Project AEGIS (Ontario) – led by OCAD University’s Inclusive Design Research Centre (IDRC) – is wrapping up after six years of work. Since 2008, the interdisciplinary team sought to answer the needs of people who face challenges when using conventional information and communication technologies (ICTs).

“Our work was based on the recognition that, because people are not standardized, we need affordable alternatives to mass-produced products that are a better fit for human diversity,” says Jutta Treviranus, the IDRC director and Project AEGIS (Ontario)’s principal investigator.

Project AEGIS (Ontario) focused on two communities: developers of ICT infrastructure, applications and services; and end users who experience physical, sensory or cognitive disabilities that pose barriers to conventional ICT access. Researchers developed a wide array of innovative solutions to address these design gaps, including

  • websites that automatically respond to users’ preferences (Fluid Infusion),
  • a system that lets people with spinal cord injuries independently operate their smartphones and tablets (Tecla Access), and
  • a tool that lets researchers remotely measure the usability and accessibility of mobile applications in real world use (OpenVULab).

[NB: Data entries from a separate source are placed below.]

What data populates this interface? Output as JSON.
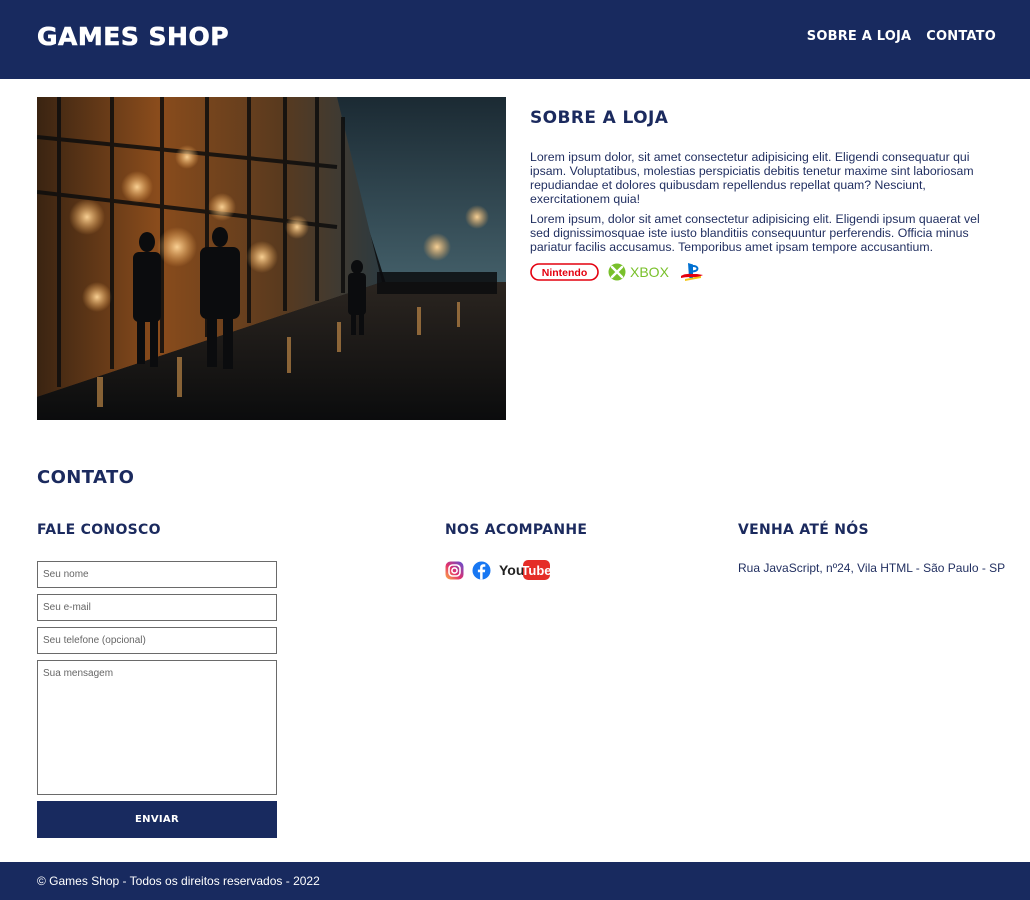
{
  "header": {
    "brand": "GAMES SHOP",
    "nav": [
      "SOBRE A LOJA",
      "CONTATO"
    ],
    "background": "#182a5f"
  },
  "about": {
    "title": "SOBRE A LOJA",
    "paragraphs": [
      "Lorem ipsum dolor, sit amet consectetur adipisicing elit. Eligendi consequatur qui ipsam. Voluptatibus, molestias perspiciatis debitis tenetur maxime sint laboriosam repudiandae et dolores quibusdam repellendus repellat quam? Nesciunt, exercitationem quia!",
      "Lorem ipsum, dolor sit amet consectetur adipisicing elit. Eligendi ipsum quaerat vel sed dignissimosquae iste iusto blanditiis consequuntur perferendis. Officia minus pariatur facilis accusamus. Temporibus amet ipsam tempore accusantium."
    ],
    "brand_logos": [
      "nintendo-logo",
      "xbox-logo",
      "playstation-logo"
    ],
    "xbox_text": "XBOX",
    "nintendo_text": "Nintendo"
  },
  "contact": {
    "title": "CONTATO",
    "columns": {
      "form_title": "FALE CONOSCO",
      "social_title": "NOS ACOMPANHE",
      "address_title": "VENHA ATÉ NÓS"
    },
    "form": {
      "name_placeholder": "Seu nome",
      "email_placeholder": "Seu e-mail",
      "phone_placeholder": "Seu telefone (opcional)",
      "message_placeholder": "Sua mensagem",
      "submit_label": "ENVIAR"
    },
    "social_icons": [
      "instagram-icon",
      "facebook-icon",
      "youtube-icon"
    ],
    "youtube_text": "You",
    "youtube_tube": "Tube",
    "address": "Rua JavaScript, nº24, Vila HTML - São Paulo - SP"
  },
  "footer": {
    "copyright": "© Games Shop - Todos os direitos reservados - 2022"
  }
}
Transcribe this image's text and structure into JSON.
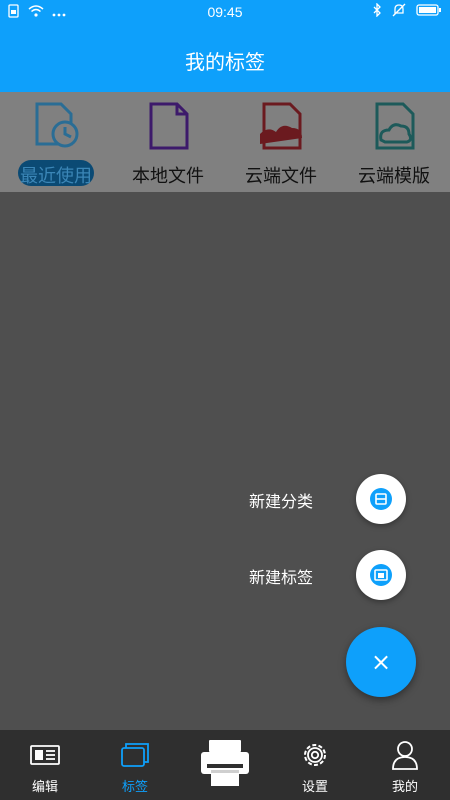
{
  "status_bar": {
    "time": "09:45"
  },
  "header": {
    "title": "我的标签"
  },
  "categories": [
    {
      "label": "最近使用",
      "icon": "recent-file-icon",
      "color": "#2a6d95",
      "active": true
    },
    {
      "label": "本地文件",
      "icon": "local-file-icon",
      "color": "#3d1a6b"
    },
    {
      "label": "云端文件",
      "icon": "cloud-file-icon",
      "color": "#6b1a1f"
    },
    {
      "label": "云端模版",
      "icon": "cloud-template-icon",
      "color": "#1d5a5a"
    }
  ],
  "fab_menu": {
    "new_category": "新建分类",
    "new_label": "新建标签",
    "close_symbol": "×"
  },
  "bottom_nav": [
    {
      "label": "编辑",
      "icon": "edit-icon"
    },
    {
      "label": "标签",
      "icon": "labels-icon",
      "active": true
    },
    {
      "label": "设置",
      "icon": "gear-icon"
    },
    {
      "label": "我的",
      "icon": "user-icon"
    }
  ],
  "colors": {
    "accent": "#0ea0fb",
    "nav_bg": "#2f2f2f",
    "overlay": "#4f4f4f"
  }
}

OCAD U’s IDRC led Project AEGIS (Ontario) in partnership with York University, Ryerson University, the University of Toronto, the University of Ontario Institute of Technology and 21 other academic and corporate partners in Canada and Europe. Project AEGIS (Ontario) was a partner of Project AEGIS (Europe), and funding for the Ontario initiative was provided by the Ontario Research Fund – Research Excellence Program.